The degree of lactose intolerance varies from person to person. Many people do very well by cutting down the amount of lactose they consume and supplementing with lactase, the diary digesting enzyme that helps break down milk sugar in the small intestine.

Supplements such as LactoseSTOP help digest dairy using several natural enzymes and ingredients that address the whole digestive tract to reduce dairy digestion symptoms. The active milk-sugar busting ingredients in LactoseSTOP include:
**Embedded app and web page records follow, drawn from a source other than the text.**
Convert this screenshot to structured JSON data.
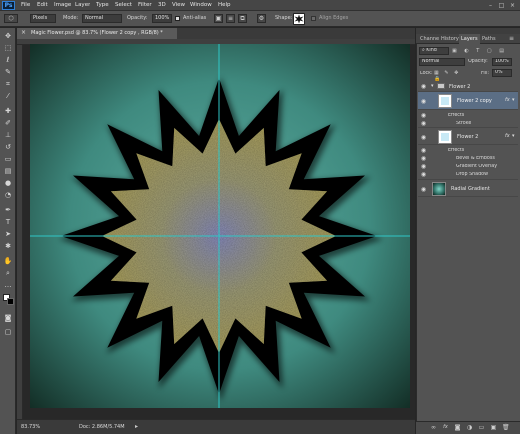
{
  "app": {
    "logo": "Ps"
  },
  "menu": [
    "File",
    "Edit",
    "Image",
    "Layer",
    "Type",
    "Select",
    "Filter",
    "3D",
    "View",
    "Window",
    "Help"
  ],
  "options_bar": {
    "tool_mode": "Pixels",
    "mode_label": "Mode:",
    "mode_value": "Normal",
    "opacity_label": "Opacity:",
    "opacity_value": "100%",
    "antialias_label": "Anti-alias",
    "shape_label": "Shape:",
    "align_edges_label": "Align Edges"
  },
  "document": {
    "tab_title": "Magic Flower.psd @ 83.7% (Flower 2  copy    , RGB/8) *",
    "zoom": "83.73%",
    "doc_size": "Doc: 2.86M/5.74M"
  },
  "panel": {
    "tabs": [
      "Channe",
      "History",
      "Layers",
      "Paths"
    ],
    "active_tab": "Layers",
    "kind_label": "Kind",
    "blend_mode": "Normal",
    "opacity_label": "Opacity:",
    "opacity_value": "100%",
    "lock_label": "Lock:",
    "fill_label": "Fill:",
    "fill_value": "0%",
    "group_name": "Flower 2",
    "layers": [
      {
        "name": "Flower 2  copy",
        "effects_label": "Effects",
        "effects": [
          "Stroke"
        ]
      },
      {
        "name": "Flower 2",
        "effects_label": "Effects",
        "effects": [
          "Bevel & Emboss",
          "Gradient Overlay",
          "Drop Shadow"
        ]
      },
      {
        "name": "Radial Gradient",
        "effects_label": "",
        "effects": []
      }
    ],
    "fx_label": "fx"
  },
  "colors": {
    "bg_teal": "#5aa59a",
    "bg_dark": "#173028",
    "flower_fill": "#a8a466",
    "guide": "#36c4c4",
    "selected_layer": "#5b6e85"
  },
  "icons": [
    "home-icon",
    "move-tool-icon",
    "marquee-icon",
    "lasso-icon",
    "quick-select-icon",
    "crop-icon",
    "eyedropper-icon",
    "brush-icon",
    "stamp-icon",
    "history-brush-icon",
    "eraser-icon",
    "gradient-icon",
    "blur-icon",
    "dodge-icon",
    "pen-icon",
    "type-icon",
    "path-select-icon",
    "shape-icon",
    "hand-icon",
    "zoom-icon",
    "eye-icon",
    "fx-icon"
  ]
}
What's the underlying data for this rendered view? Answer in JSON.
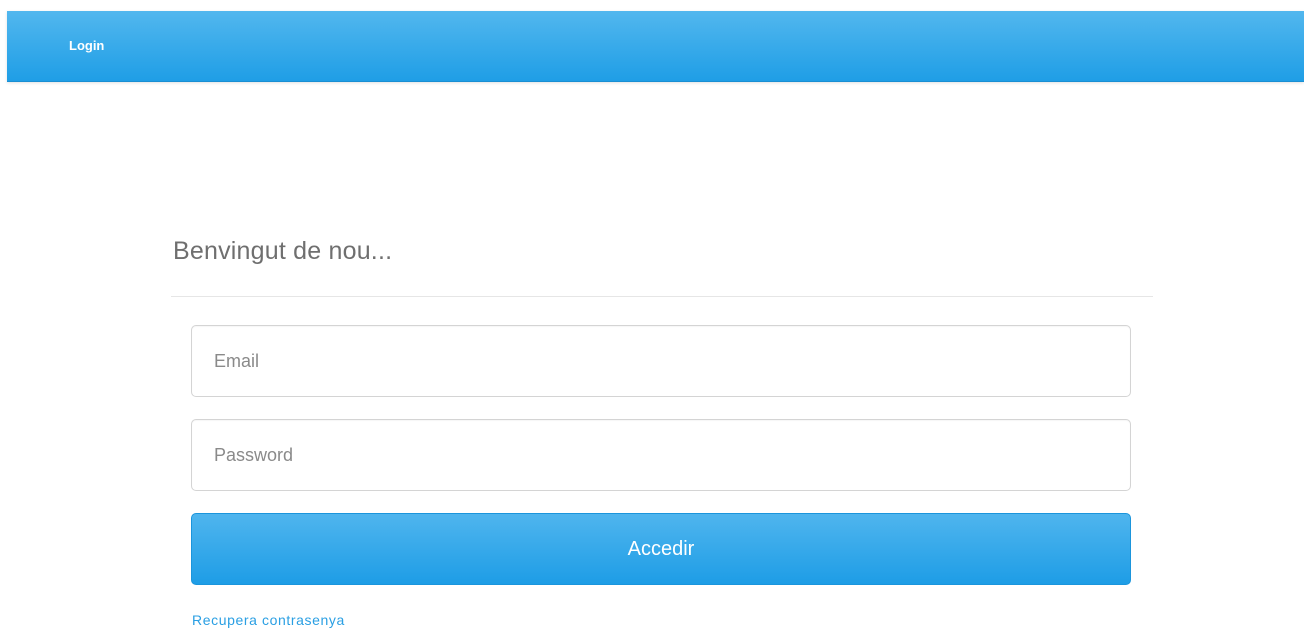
{
  "navbar": {
    "brand": "Login"
  },
  "login_panel": {
    "heading": "Benvingut de nou...",
    "email": {
      "value": "",
      "placeholder": "Email"
    },
    "password": {
      "value": "",
      "placeholder": "Password"
    },
    "submit_label": "Accedir",
    "recover_link": "Recupera contrasenya"
  },
  "colors": {
    "accent": "#22a0e6",
    "link": "#2a9fe3",
    "heading": "#6f6f6f"
  }
}
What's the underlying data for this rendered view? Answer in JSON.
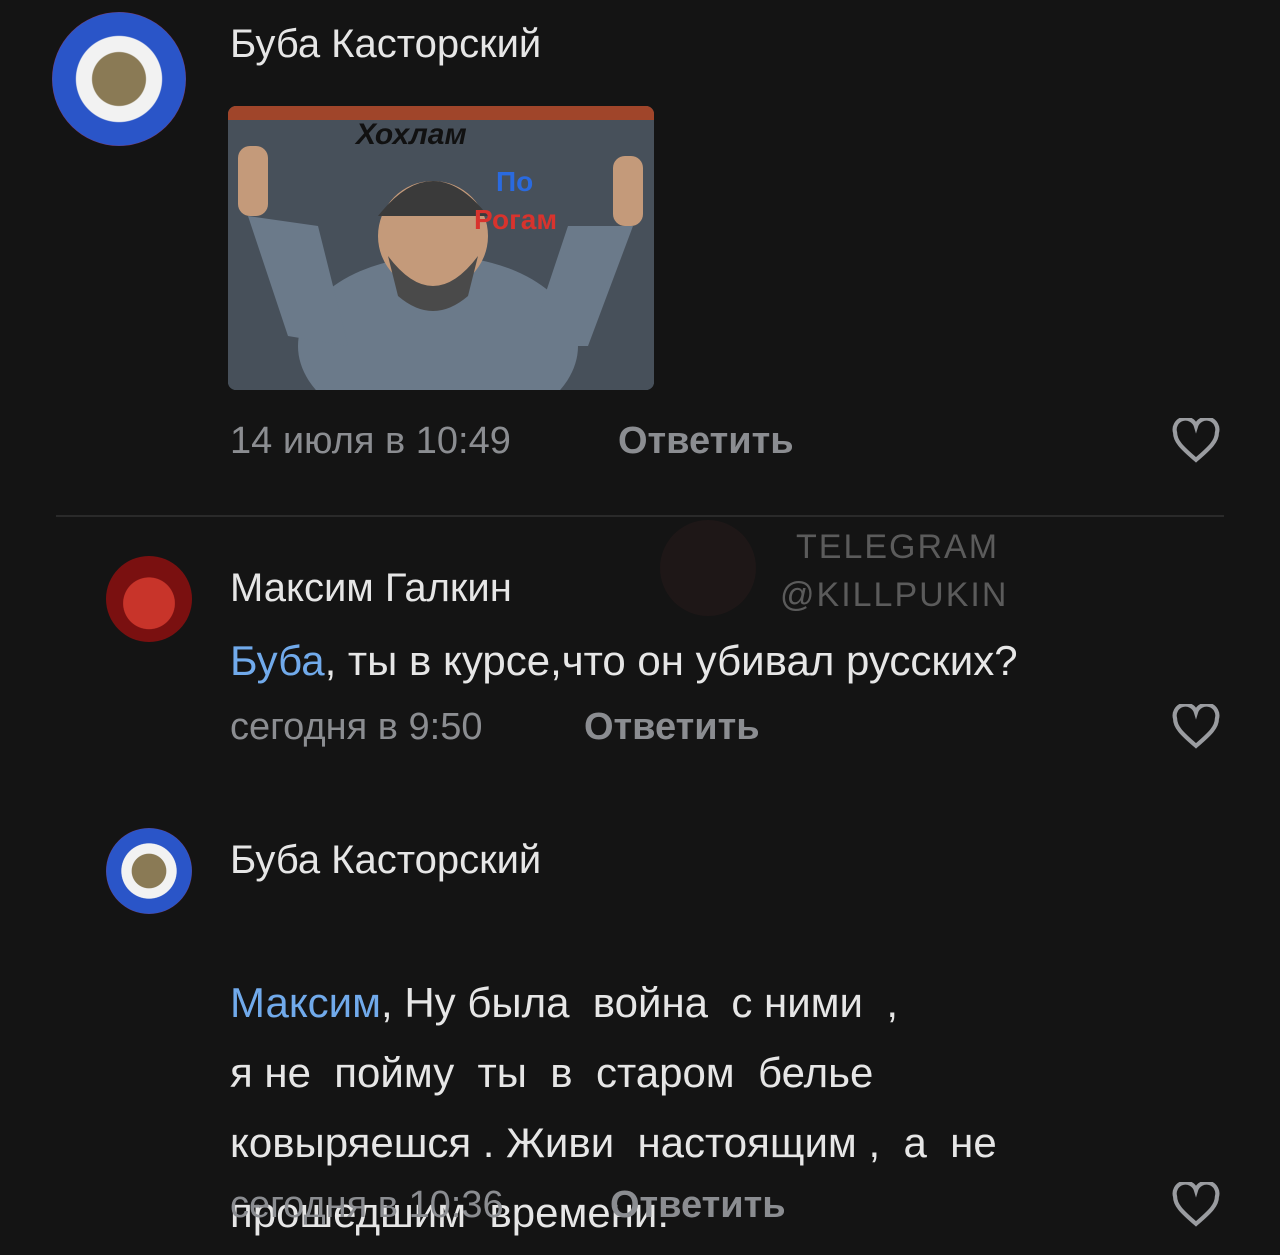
{
  "comments": [
    {
      "author": "Буба Касторский",
      "image_caption_line1": "Хохлам",
      "image_caption_line2": "По",
      "image_caption_line3": "Рогам",
      "date": "14 июля в 10:49",
      "reply_label": "Ответить"
    },
    {
      "author": "Максим Галкин",
      "mention": "Буба",
      "text": ", ты в курсе,что он убивал русских?",
      "date": "сегодня в 9:50",
      "reply_label": "Ответить"
    },
    {
      "author": "Буба Касторский",
      "mention": "Максим",
      "line1": ", Ну была  война  с ними  ,",
      "line2": "я не  пойму  ты  в  старом  белье",
      "line3": "ковыряешся . Живи  настоящим ,  а  не",
      "line4": "прошедшим  времени.",
      "date": "сегодня в 10:36",
      "reply_label": "Ответить"
    }
  ],
  "watermark": {
    "line1": "TELEGRAM",
    "line2": "@KILLPUKIN"
  },
  "icons": {
    "like": "heart-icon"
  },
  "colors": {
    "background": "#141414",
    "mention": "#71aaeb",
    "meta": "#8b8d91"
  }
}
  • Plant-derived lactase, the enzyme that targets milk sugar (lactose) and helps break it down so it does not arrive intact in the colon and feed bacteria there ǂ
  • Plant-derived papain and lipase, two further enzymes that help digest the protein and fat in dairy, promoting more thorough dairy digestion ǂ
  • LactoWise®, a combination of probiotics and prebiotics that support the production of lactic acid needed to digest dairy products ǂ

Take LactoseSTOP as you start eating a meal or snack that contains dairy. Each capsule contains enough lactase to break down a 24oz glass of milk and enough papain to break down the protein in a 32oz glass of milk.

Know Your Dairy Digestion—Hidden Sources of Dairy
The components of dairy show up in far more foods than obvious dairy products such as milk, cheese, and ice cream. Anything that contains casein, lactose, caseinate, curds, milk solids, powder, or byproducts, whey, or sodium caseinate contains dairy. These ingredients are hidden in:

  • Up to 20% of prescription medications, including birth control medications
  • Hot dogs and lunch meats (unless it’s kosher)
  • Pancake and cookie mixes
  • Most protein shakes
  • Cereals, soups, instant potatoes
  • Pasta, sauces
  • Candy, puddings, snacks

It’s important to read the complete list of ingredients for all foods when you’re looking to cut down on your dairy intake or manage your lactose intolerance with supplements. Knowing how much dairy you eat and when will go a long way to offsetting the digestive symptoms of lactose intolerance.